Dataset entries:
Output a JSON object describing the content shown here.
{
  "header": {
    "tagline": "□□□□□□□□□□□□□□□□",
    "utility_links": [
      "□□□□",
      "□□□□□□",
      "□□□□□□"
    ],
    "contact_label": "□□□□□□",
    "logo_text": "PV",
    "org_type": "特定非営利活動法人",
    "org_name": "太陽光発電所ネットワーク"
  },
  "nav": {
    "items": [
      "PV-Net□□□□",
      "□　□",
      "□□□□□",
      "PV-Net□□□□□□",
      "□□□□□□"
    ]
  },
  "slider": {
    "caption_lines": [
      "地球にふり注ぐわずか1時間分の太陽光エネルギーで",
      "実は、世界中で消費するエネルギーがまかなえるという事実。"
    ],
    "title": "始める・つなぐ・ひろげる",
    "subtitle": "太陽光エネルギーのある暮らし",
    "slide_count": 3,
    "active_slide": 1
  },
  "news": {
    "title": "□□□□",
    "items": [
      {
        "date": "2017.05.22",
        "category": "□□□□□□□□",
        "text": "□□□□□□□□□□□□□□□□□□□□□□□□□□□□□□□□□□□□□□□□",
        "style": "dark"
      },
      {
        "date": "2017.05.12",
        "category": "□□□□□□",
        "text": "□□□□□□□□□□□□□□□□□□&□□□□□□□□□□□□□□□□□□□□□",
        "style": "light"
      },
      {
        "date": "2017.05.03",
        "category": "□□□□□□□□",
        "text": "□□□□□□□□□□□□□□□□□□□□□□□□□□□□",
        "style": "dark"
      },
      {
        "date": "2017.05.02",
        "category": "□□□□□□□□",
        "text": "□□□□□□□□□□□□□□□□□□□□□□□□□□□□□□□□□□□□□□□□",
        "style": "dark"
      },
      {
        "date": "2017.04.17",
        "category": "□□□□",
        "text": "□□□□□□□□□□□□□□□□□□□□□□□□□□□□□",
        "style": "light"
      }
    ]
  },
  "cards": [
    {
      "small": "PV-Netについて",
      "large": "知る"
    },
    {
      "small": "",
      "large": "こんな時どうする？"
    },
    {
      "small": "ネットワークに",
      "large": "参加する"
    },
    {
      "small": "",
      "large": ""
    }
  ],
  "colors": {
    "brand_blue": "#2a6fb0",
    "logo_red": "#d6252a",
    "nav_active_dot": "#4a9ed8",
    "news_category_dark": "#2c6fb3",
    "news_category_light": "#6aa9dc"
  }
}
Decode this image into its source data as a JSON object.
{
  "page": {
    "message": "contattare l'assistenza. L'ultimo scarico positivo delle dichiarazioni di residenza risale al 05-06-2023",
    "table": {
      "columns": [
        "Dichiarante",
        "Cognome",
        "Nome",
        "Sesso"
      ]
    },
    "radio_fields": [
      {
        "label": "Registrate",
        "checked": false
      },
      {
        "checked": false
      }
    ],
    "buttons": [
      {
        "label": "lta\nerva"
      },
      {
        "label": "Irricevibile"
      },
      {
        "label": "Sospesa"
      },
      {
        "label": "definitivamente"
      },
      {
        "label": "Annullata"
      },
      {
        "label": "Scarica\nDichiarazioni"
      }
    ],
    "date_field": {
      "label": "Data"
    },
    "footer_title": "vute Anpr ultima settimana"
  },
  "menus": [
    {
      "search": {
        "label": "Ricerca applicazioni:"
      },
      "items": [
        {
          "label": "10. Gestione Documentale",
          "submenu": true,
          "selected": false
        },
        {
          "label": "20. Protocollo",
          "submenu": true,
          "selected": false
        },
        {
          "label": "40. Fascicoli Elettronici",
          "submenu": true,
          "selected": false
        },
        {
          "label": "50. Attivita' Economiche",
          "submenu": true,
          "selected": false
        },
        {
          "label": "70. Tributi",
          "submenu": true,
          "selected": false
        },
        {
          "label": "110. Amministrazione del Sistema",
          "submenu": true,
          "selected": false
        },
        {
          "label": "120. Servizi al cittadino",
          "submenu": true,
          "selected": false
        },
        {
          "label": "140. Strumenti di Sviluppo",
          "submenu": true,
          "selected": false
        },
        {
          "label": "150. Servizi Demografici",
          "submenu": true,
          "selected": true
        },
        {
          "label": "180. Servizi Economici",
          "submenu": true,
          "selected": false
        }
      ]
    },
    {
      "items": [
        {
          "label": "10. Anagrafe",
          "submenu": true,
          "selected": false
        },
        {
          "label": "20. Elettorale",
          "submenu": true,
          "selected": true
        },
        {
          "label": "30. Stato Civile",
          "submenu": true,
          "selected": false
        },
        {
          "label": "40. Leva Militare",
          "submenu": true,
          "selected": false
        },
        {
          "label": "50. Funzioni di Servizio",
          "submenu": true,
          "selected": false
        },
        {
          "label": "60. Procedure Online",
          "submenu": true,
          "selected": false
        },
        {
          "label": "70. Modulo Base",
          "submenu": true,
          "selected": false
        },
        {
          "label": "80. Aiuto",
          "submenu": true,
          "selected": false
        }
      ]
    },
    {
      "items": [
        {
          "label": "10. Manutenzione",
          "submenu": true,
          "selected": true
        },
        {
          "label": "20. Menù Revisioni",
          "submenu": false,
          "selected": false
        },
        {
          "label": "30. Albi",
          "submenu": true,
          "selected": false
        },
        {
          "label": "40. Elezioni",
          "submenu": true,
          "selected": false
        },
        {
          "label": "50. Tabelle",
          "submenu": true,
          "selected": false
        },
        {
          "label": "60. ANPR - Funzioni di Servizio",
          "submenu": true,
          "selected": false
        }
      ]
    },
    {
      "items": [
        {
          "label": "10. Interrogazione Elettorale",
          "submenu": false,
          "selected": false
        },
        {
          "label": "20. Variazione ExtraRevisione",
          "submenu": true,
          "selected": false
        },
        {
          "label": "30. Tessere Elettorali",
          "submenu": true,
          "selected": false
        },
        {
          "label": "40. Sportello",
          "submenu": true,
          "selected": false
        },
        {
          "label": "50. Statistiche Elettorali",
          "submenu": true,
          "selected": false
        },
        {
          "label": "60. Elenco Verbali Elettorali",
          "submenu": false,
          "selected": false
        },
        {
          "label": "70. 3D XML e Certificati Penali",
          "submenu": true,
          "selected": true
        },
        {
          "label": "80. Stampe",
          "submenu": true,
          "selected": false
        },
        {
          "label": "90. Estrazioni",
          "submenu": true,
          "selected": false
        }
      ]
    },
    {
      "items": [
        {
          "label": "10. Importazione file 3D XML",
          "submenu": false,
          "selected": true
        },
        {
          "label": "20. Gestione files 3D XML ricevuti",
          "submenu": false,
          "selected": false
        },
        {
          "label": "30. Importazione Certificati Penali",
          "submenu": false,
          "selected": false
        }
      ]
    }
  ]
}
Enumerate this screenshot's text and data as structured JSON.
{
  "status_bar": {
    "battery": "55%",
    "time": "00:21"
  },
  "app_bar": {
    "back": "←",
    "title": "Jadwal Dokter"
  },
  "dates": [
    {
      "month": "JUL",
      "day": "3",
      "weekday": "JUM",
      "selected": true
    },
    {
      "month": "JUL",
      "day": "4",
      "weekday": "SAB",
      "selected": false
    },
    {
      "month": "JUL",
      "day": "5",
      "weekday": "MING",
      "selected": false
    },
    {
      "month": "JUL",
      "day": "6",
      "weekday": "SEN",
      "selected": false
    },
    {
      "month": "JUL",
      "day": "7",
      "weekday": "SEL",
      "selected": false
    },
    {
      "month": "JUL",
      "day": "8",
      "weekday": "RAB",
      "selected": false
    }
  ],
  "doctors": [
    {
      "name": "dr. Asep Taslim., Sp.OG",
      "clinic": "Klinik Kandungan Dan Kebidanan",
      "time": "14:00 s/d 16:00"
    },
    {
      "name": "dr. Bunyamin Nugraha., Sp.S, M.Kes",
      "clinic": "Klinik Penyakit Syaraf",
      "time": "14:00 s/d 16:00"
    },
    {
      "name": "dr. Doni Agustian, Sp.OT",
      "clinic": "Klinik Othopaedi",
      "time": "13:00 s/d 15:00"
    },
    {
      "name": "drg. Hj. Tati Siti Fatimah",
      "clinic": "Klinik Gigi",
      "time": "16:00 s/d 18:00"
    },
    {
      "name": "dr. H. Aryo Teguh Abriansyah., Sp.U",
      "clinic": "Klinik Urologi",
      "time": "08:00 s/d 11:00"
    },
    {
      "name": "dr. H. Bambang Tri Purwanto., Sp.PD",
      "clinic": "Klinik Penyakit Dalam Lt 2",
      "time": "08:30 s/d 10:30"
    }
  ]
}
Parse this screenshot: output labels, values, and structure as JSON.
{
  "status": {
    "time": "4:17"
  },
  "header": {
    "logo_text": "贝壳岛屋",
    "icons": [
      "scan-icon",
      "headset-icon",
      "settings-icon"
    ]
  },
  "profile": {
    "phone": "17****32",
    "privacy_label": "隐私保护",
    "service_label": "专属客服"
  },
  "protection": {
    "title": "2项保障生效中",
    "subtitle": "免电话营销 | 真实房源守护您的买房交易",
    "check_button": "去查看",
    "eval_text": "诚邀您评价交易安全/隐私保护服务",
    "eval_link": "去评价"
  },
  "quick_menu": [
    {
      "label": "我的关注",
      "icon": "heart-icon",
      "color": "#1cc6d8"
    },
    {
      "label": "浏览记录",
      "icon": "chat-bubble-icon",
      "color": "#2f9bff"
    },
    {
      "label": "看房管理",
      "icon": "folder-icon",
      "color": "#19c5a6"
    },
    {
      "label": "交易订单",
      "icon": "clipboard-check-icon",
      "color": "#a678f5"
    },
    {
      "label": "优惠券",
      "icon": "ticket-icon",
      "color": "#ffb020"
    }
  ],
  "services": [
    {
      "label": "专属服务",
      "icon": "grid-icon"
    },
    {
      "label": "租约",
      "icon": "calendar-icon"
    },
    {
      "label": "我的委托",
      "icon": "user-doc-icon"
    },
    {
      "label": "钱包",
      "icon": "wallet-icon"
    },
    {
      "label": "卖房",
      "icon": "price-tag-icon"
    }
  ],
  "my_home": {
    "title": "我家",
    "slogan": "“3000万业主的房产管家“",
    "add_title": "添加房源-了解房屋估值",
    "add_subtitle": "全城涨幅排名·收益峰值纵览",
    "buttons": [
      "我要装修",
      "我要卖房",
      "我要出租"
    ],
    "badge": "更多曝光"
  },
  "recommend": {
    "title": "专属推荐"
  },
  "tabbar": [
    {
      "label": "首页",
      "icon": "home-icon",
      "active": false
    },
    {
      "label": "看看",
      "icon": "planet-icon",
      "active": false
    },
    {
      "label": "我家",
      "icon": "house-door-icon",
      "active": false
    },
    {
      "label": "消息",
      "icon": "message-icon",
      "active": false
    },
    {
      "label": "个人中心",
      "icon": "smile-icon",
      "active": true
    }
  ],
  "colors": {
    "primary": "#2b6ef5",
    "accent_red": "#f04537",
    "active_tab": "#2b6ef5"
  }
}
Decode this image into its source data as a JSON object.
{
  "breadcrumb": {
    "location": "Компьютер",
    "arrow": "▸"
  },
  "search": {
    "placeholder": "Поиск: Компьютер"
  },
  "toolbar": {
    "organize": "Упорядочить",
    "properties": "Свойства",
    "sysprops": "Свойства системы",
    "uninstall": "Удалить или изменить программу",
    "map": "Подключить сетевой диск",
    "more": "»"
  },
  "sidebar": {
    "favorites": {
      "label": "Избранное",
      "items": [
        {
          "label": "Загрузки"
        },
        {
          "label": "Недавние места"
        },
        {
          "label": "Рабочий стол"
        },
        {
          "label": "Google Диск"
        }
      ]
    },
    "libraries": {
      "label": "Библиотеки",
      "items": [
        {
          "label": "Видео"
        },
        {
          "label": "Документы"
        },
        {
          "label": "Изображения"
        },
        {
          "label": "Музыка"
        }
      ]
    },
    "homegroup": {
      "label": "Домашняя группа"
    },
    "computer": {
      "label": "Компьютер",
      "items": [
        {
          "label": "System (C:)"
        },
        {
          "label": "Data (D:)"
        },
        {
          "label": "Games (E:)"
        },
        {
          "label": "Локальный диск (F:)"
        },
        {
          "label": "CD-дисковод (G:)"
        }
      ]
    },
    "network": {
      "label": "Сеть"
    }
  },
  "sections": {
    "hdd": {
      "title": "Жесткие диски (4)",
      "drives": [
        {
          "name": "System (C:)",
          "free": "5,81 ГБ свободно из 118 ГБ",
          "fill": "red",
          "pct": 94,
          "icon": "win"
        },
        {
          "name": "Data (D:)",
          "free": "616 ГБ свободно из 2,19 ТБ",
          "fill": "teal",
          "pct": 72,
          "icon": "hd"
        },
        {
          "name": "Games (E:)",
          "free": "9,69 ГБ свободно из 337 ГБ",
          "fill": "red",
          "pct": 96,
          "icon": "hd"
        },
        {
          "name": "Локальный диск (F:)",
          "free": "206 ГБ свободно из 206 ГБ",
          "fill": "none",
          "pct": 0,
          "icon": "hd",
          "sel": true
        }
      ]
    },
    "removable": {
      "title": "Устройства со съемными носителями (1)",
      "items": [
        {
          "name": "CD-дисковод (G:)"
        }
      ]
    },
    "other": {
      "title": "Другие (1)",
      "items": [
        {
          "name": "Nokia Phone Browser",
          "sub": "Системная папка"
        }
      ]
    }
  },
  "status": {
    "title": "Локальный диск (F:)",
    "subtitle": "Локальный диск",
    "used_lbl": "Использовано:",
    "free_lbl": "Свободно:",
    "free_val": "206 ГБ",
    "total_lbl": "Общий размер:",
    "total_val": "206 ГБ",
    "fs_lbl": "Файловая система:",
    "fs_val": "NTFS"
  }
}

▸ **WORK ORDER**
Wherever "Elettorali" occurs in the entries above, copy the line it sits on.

▸ **RESULT FOR THIS TASK**
          "label": "30. Tessere Elettorali",
          "label": "50. Statistiche Elettorali",
          "label": "60. Elenco Verbali Elettorali",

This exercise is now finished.